:: Exercise requirements ::
Narrow the data below down to the lines containing "Wedding".

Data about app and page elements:
= = = = = = =
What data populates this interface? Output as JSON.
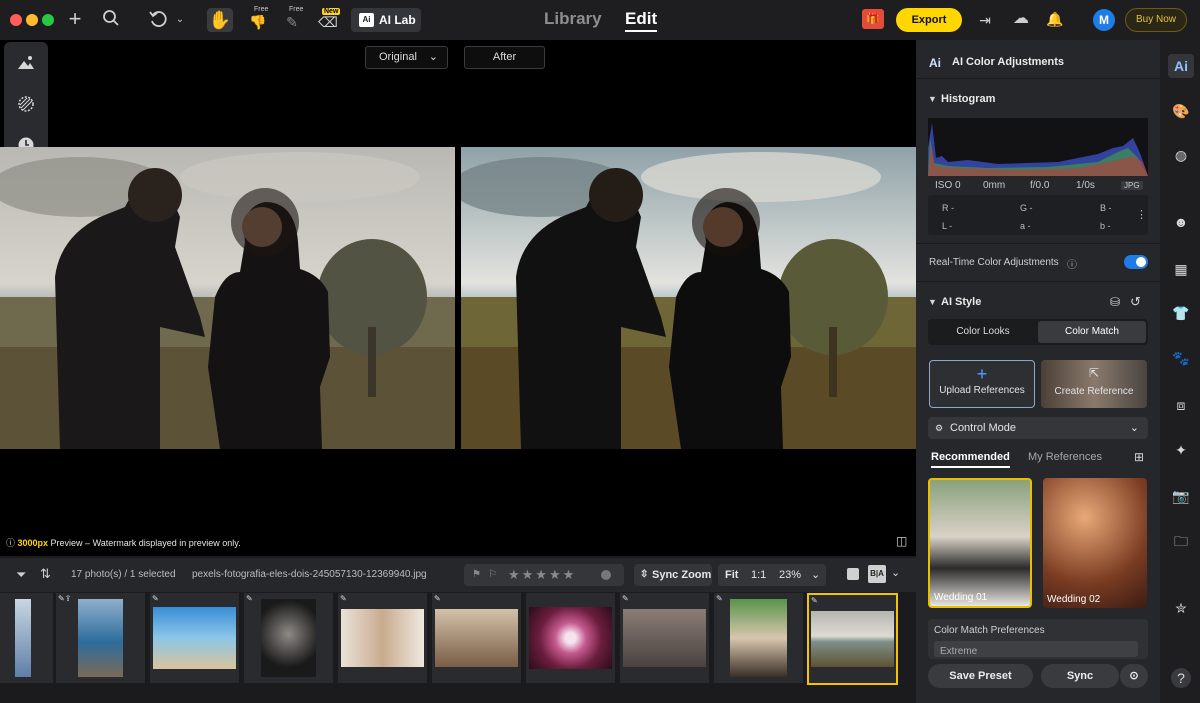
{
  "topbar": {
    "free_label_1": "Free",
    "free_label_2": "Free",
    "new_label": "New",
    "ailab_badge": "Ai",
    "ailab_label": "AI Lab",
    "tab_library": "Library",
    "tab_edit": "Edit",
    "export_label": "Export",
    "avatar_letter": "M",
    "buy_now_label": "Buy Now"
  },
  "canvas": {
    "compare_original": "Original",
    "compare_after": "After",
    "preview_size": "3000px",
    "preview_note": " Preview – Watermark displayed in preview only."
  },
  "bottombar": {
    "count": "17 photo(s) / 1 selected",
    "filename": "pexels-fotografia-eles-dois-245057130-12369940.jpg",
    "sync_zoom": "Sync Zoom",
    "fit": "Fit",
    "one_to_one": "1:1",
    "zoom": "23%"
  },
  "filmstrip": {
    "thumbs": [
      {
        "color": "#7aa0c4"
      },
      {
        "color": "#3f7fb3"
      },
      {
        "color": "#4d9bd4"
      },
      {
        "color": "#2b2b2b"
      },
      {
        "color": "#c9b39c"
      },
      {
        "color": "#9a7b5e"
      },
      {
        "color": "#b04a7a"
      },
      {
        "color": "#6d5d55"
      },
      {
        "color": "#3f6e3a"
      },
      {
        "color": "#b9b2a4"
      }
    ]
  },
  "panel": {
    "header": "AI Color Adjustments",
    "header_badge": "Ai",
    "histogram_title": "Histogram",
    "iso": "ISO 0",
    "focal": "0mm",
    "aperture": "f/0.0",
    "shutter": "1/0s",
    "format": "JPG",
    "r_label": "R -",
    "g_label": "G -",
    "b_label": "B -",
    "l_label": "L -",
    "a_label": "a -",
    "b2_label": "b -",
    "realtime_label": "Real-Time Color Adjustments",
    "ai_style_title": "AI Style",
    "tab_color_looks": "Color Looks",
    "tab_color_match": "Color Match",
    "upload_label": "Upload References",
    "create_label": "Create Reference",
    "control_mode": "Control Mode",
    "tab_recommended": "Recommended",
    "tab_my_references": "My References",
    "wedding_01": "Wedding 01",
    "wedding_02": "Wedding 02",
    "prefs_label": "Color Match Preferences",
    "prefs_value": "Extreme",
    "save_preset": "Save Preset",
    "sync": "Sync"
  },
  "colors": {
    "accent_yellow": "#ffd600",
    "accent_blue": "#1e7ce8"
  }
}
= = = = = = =
:: Output ::
    "wedding_01": "Wedding 01",
    "wedding_02": "Wedding 02",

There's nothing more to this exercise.